Although María Félixshunned Hollywood, her movie career wasn’t just limited to Mexico. In addition to filming there, she also made films in countries such as Argentina, France, Spain, and Italy. In France, for example, Felix made French Cancan (1954), Les Héros sont Fatigués (1955), and La Belle Otero (1954).
María Félix Turned Down Many Major Roles
María Félix didn’t jump at every film role that was offered to her. She chose the projects she wanted to work on and walked away from the rest. According to Wikipedia, she turned down roles to star in Duel in the Sun (which went to Jennifer Jones), The Legend of Lylah Clare (which went to Kim Novak) and The Barefoot Contessa (which went to Ava Gardner).
Artists Paid Homage to Her
We mentioned previously how the iconic Mexican artist Diego Rivera painted María Félix (he also did a charcoal portrait of the star), but he wasn’t the only artist that Felix modeled for. She also served as model and muse for several other painters, including Leonora Carrington, Antoine Tzapoff, and Jose Clemente Orozco.
Several Songs Were Written About María Félix
Continuing on how María Félix served as a muse for artists, she also inspired songwriters. Songs written about the Mexican star include, “Maria Bonita” by her ex-husband Agustin Lara, “Maria de todas las Marías” by Juan Gabriel, “Ella” by Jose Alfredo Jimenez. The song “Je l’aime a mourir” started off as a poem about Maria by Francis Cabrel and became the song “La quiero a morir.”
María Félix Was Also Known For Her Style
María Félix was just as known for her unique fashion sense as her acting. She believed in a more-is-more aesthetic, piling on beautiful jewelry, donning dramatic hats, and adding the drama she brought to her roles, to her many fabulous style looks. Ralph and Russo recently used La Doña as inspiration for their Couture Spring-Summer 2019 collection.
She Was Encouraged to Use Another Name
María Félix sounds like the name of a star, but did you know that when she first started acting, she was encouraged to use another name? According to the Mexico website, film producers wanted to use the name Marcia Maris, or Diana del Mar. In true María Félix fashion, she refused, wanting to use her full name (María de Los Angeles Félix, but she agreed to shorten it to María Félix).
María Félix Won 3 Ariel Awards
The Ariel Awards, given out by the Academia Mexicana de Artes y Ciencias Cinematograficas (AMACC), are widely regarded as Mexico’s version of the Academy Awards.

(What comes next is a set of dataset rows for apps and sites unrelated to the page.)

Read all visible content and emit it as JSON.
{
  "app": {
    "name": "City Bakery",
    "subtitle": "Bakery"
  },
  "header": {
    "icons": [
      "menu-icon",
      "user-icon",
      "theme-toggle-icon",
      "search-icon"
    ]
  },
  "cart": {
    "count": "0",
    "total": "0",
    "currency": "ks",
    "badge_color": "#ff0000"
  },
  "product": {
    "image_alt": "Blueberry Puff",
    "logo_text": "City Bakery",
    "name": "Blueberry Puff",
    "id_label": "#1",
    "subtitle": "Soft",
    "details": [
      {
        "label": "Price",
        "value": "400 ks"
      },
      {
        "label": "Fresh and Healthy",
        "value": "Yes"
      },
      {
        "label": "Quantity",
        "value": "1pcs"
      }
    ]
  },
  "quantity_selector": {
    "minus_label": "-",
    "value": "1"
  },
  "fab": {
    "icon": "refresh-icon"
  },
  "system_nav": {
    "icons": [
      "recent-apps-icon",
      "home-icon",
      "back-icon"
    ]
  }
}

Winning an Ariel is the highest honor an actor can earn in Mexico. María Félix received three Ariels, for Best Performance by an Actress in a Leading Role, during her illustrious career.
Her Last Film and Acting Role
María Félix’s final acting roles took place during 1970 and 1971. There was the telenovela La constitución, the film La Generala, and the novela Cristina. You can find video clips of these projects, along with some of her other films online.